Hi pituitaryadenoma, if it's not too personal a question, what is your Chinese language background? You sound like you might be ethic Chinese; is this your first language? Reason I ask is that I am not as advanced a student as you are (clearly), but sometimes your advice on Mandarin seems to be a bit different from what I'm used to hearing. Just curious...
Hi casie, I suppose that I have two main reasons why I feel that “被 structure” sounds a little more “tragic” to me than “把 structure” does. First, in Japanese, the character “被” often implies a negative nuance, i.e. “suffer”. Its typical example words should be “被害” and “被告”, which are also seen in Chinese. The second reason is, I hesitate to say this, probably because of my younger-days trauma being dumped by some of my girlfriends..........
So.. You don't say: I took it from your room. Unless they already know what "it" was first.. is that the general idea you are saying about "naked verbs"? A: Where is my toy? B: I took it from your room. So both A and B need to define what it is before they can talk about "it" without referring to it generally?

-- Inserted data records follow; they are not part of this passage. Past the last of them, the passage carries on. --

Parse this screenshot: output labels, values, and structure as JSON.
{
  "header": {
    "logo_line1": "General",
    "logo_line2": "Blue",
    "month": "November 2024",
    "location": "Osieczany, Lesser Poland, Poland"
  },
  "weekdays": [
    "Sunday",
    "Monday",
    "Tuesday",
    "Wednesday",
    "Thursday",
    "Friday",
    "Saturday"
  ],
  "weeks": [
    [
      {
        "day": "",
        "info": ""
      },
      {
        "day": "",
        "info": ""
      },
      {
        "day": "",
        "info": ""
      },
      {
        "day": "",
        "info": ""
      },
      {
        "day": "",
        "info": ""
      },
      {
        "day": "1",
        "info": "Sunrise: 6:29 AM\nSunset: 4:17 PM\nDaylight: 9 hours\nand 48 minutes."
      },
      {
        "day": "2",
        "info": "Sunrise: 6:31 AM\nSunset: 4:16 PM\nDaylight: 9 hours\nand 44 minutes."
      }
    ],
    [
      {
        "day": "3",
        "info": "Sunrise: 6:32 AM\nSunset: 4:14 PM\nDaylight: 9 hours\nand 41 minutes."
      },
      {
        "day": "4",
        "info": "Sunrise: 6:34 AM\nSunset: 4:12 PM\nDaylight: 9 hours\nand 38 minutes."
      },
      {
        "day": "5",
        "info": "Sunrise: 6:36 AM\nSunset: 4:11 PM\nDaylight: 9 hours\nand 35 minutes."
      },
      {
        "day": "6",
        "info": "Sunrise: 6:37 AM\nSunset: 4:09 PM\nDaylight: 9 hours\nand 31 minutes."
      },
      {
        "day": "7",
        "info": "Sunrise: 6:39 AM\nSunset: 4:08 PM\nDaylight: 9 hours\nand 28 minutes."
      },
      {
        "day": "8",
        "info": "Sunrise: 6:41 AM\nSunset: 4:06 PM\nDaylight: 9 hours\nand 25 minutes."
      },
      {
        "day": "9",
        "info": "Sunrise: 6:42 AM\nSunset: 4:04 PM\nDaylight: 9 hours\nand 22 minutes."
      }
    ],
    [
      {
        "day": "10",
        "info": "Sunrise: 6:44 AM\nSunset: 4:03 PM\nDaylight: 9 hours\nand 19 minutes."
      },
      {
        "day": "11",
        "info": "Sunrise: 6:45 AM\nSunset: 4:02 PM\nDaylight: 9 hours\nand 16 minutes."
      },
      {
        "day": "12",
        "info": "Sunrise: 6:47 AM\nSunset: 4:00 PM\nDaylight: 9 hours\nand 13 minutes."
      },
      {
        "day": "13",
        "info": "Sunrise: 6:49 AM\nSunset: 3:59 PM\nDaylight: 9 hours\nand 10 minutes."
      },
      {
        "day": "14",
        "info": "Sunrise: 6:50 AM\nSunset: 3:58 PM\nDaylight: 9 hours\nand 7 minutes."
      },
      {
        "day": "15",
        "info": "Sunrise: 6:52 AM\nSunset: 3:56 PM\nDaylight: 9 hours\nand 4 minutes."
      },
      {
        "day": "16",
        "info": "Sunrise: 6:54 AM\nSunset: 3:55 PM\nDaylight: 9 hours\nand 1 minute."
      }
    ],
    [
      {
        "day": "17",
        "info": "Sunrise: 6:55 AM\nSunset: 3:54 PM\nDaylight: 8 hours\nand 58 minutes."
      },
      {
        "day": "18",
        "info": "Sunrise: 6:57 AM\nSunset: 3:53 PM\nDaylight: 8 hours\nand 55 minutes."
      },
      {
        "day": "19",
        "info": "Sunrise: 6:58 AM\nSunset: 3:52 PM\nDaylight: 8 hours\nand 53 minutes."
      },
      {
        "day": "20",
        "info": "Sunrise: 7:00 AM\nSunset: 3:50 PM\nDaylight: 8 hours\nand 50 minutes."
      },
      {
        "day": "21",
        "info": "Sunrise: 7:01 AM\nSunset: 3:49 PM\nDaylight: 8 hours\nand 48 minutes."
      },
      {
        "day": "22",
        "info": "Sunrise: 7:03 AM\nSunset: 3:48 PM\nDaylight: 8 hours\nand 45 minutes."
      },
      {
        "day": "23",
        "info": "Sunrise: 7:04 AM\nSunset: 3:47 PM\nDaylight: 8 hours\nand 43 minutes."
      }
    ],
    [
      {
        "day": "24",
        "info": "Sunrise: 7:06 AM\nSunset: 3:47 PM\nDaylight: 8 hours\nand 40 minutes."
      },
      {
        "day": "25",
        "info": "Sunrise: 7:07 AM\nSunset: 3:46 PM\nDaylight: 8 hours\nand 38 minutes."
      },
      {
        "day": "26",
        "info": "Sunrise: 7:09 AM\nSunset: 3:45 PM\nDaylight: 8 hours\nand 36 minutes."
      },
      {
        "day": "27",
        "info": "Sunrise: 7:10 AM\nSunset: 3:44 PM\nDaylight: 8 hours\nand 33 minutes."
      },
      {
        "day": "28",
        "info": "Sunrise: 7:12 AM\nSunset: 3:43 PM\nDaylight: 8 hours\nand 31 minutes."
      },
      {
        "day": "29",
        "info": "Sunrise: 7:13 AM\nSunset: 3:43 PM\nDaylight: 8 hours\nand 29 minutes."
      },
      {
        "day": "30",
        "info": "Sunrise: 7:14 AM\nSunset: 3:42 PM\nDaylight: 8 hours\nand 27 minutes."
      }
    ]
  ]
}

Dear auntie68, Yup, I am a native speaker. I am learning Spanish from Spanishpod.com and bumped into this site. I don't know what you mean by my advice is different from what you heard? Example? I guess the reason you may feel that way is because "text-book-Standard-Chinese-for-non-native" is quite different from real Chinese spoken by native. For example: 你好吗？, this phrase seems to become a standard phrase being taught to a non-native first lesson, as most native English speakers use "How are you?" to greet each other, therefore it is assumed that Chinese greet each other by saying 你好吗？ too. However this is not the real case, most Chinese speakers don't greet each other by asking 你好吗？, having said that it is weird to most Chinese speakers. Though grammatically correct, 你好吗？ is not commonly being used among natives.